By Presidential Proclamation, January is Human Trafficking Awareness Month in the US with January 11 as Human Trafficking Awareness Day.
This year, the NJ Coalition Against Human Trafficking and CAN streamed the first ever Virtual Human Trafficking Summit on Facebook Live. With thanks to the Jewish Federation of Greater Metrowest for hosting, the virtual event reached over 26,000 viewers across the globe.
The schedule included representatives from the Coalition and around the state to inform the viewers on topics such as education, legislation, law enforcement, and healthcare as well as general community mobilization.
Keyla Munoz from the FBI provided an informative HT-101 segment and, with Lt. Mike Fairweather, shared law enforcement ‘s perspective on how to combat trafficking and help victims.
Susan Panzica from Justice Network and the Coalition served as a panel member for several segments including Fair Trade & the Marketplace and Community Mobilization, as well as the Coalition’s Speaker Bureau, Arts Committee, and Board of Trustees.
The survivor accounts were very powerful; as such from a mom who talked about her daughter’s victimization and how she had to help her overcome and get through the hardships due to her own medical training. Another person talked about her time with children in Cambodia and Vietnam who were out in the open living in slavery sold sometimes by their own parents.
Other panels spoke about the Coalition’s impactful college student intern program, education programs in public and private schools around the state through Project Stay Gold led by Danny Papa, healthcare and service providers such as from the Atlantic Health System, abolition in the travel industry, legislation initiative, the SOAP program, and how community leaders can incite abolition everywhere in their networks.
Programs like these are critical to spread awareness to the general population and inform industry leaders about the prevalence of human trafficking, but also ways that we all can combat it.
1. From Kelly Lyngard of Unshattered: “We don’t need to be perfect; we need to focus on progress.” In the fight for slavery-free consumer goods, it is an uphill battle to determine the sourcing throughout supply chains. But the more we advance our impact, the sooner we will be assured that our items have not had slave involvement.
2. From Jim Halfpenny of the Coalition Speaker Bureau: “We need to address ‘demand.’” Indeed if we eliminate or reduce the demand for sexually exploited people or labor trafficked merchandise, we will effectively end trafficking. Guest speakers are available to speak at any event.
3. The NJ Coalition Against Human Trafficking offers a wealth of information on their website. There are upcoming events to attend, ways to become involved, and information about the internship program. Their website is https://www.njhumantrafficking.org.
4. Human trafficking is everyone’s problem.
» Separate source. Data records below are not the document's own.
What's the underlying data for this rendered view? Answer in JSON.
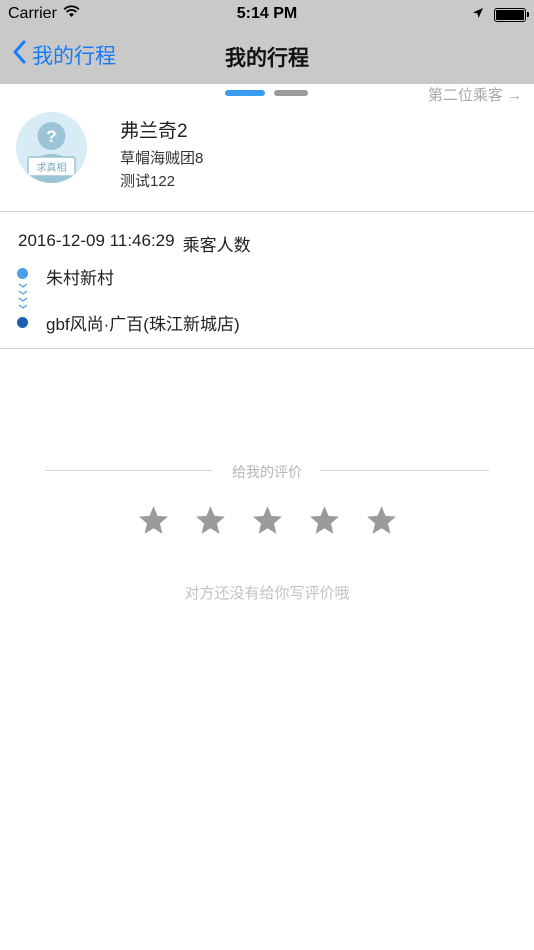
{
  "status_bar": {
    "carrier": "Carrier",
    "time": "5:14 PM"
  },
  "nav": {
    "back_label": "我的行程",
    "title": "我的行程"
  },
  "pager": {
    "next_passenger": "第二位乘客 →",
    "active_index": 0,
    "page_count": 2
  },
  "passenger": {
    "name": "弗兰奇2",
    "team": "草帽海贼团8",
    "note": "测试122",
    "avatar_sign": "求真相"
  },
  "trip": {
    "datetime": "2016-12-09 11:46:29",
    "passenger_count_label": "乘客人数",
    "start": "朱村新村",
    "end": "gbf风尚·广百(珠江新城店)"
  },
  "rating": {
    "label": "给我的评价",
    "stars": [
      {
        "icon": "star-icon"
      },
      {
        "icon": "star-icon"
      },
      {
        "icon": "star-icon"
      },
      {
        "icon": "star-icon"
      },
      {
        "icon": "star-icon"
      }
    ],
    "empty_message": "对方还没有给你写评价哦"
  },
  "colors": {
    "accent": "#1a7cf5",
    "pager_active": "#3a9bf0",
    "star": "#9b9b9b",
    "divider": "#c9dbe6"
  }
}
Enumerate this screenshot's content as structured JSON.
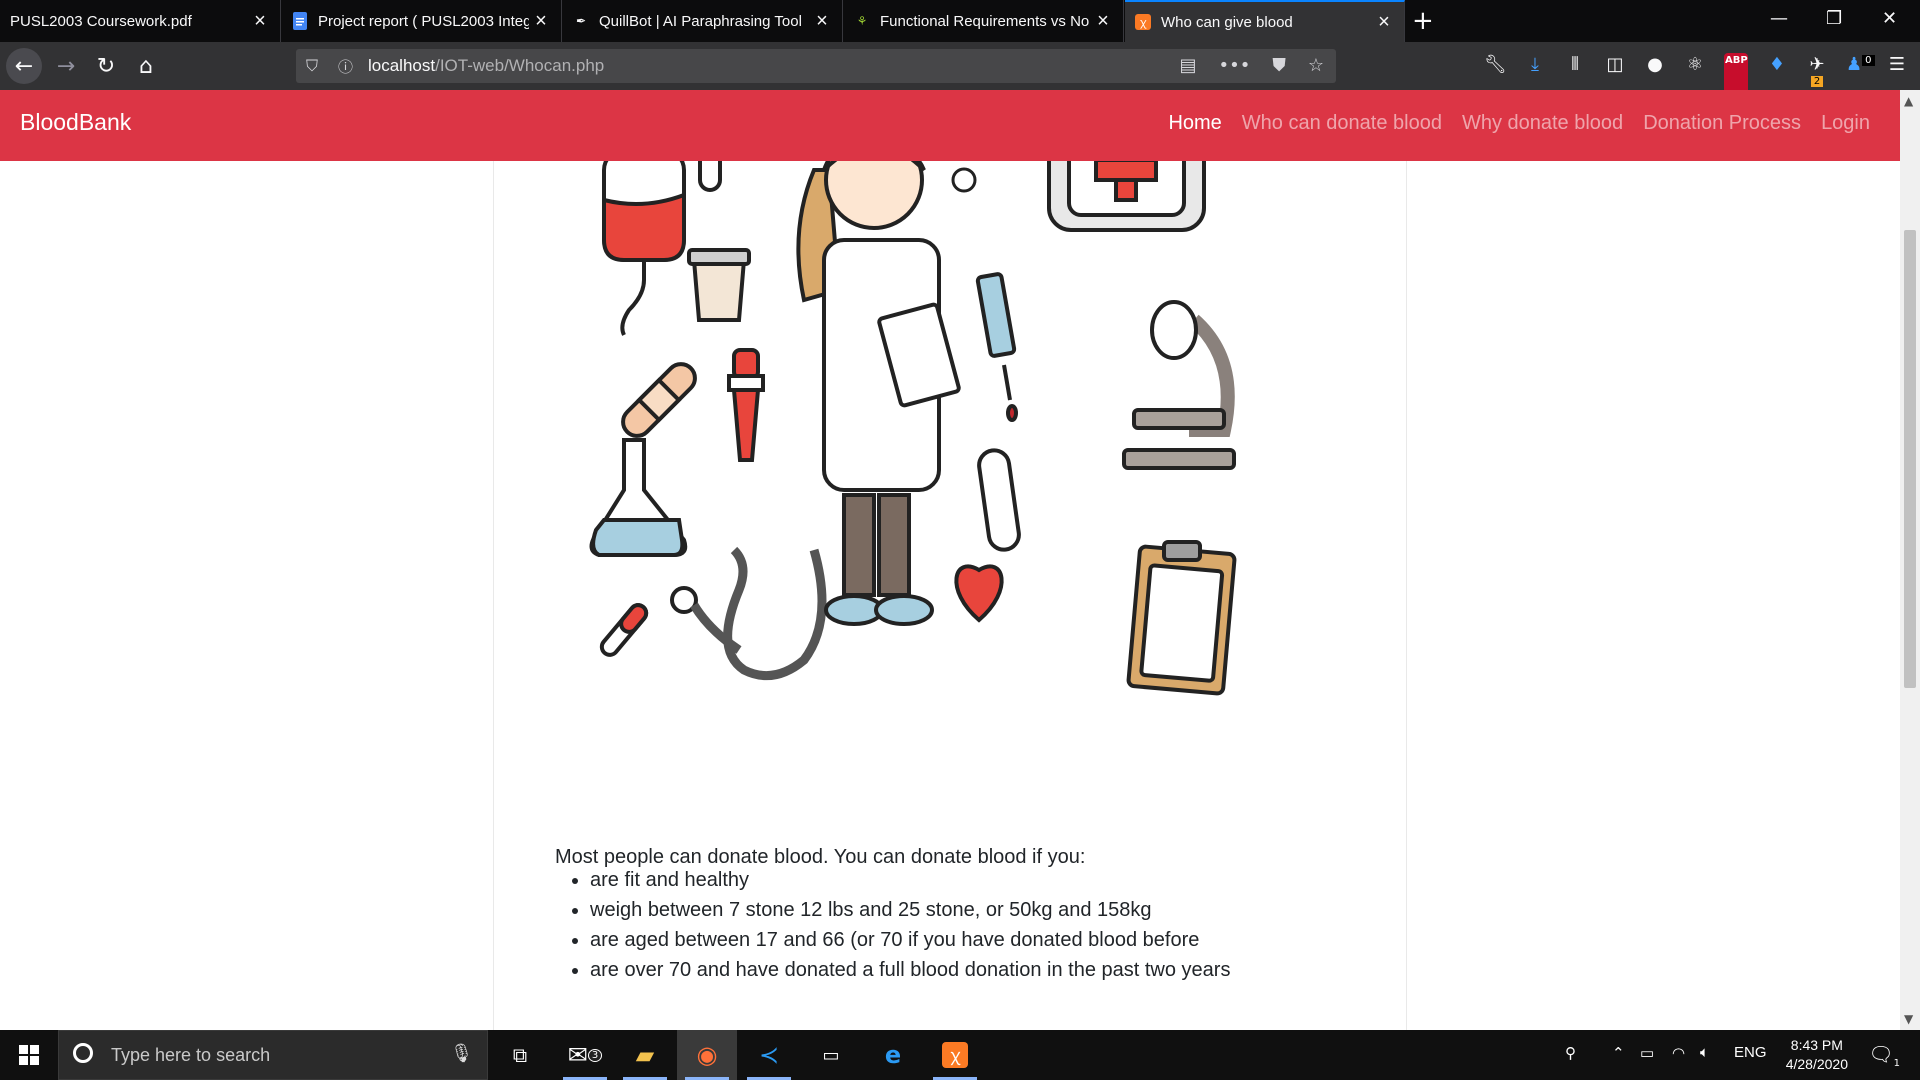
{
  "browser": {
    "tabs": [
      {
        "title": "PUSL2003 Coursework.pdf",
        "favicon": "pdf-icon",
        "active": false
      },
      {
        "title": "Project report ( PUSL2003 Integ",
        "favicon": "docs-icon",
        "active": false
      },
      {
        "title": "QuillBot | AI Paraphrasing Tool",
        "favicon": "quill-icon",
        "active": false
      },
      {
        "title": "Functional Requirements vs No",
        "favicon": "web-icon",
        "active": false
      },
      {
        "title": "Who can give blood",
        "favicon": "xampp-icon",
        "active": true
      }
    ],
    "url_host": "localhost",
    "url_path": "/IOT-web/Whocan.php",
    "accent": "#0a84ff",
    "badges": {
      "extension_count": "2",
      "notification_count": "0"
    }
  },
  "site": {
    "brand": "BloodBank",
    "brand_color": "#dc3545",
    "nav": [
      "Home",
      "Who can donate blood",
      "Why donate blood",
      "Donation Process",
      "Login"
    ],
    "active_nav": "Home"
  },
  "content": {
    "intro": "Most people can donate blood. You can donate blood if you:",
    "criteria": [
      "are fit and healthy",
      "weigh between 7 stone 12 lbs and 25 stone, or 50kg and 158kg",
      "are aged between 17 and 66 (or 70 if you have donated blood before",
      "are over 70 and have donated a full blood donation in the past two years"
    ]
  },
  "taskbar": {
    "search_placeholder": "Type here to search",
    "mail_badge": "3",
    "language": "ENG",
    "time": "8:43 PM",
    "date": "4/28/2020",
    "notification_count": "1"
  }
}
All of us know someone who may be vulnerable. As one of the student college leaders Gianluca said, “Personally I haven’t seen it (human trafficking) firsthand, but I know it’s there.” as well as the ability we have “To question everything…to take risks.”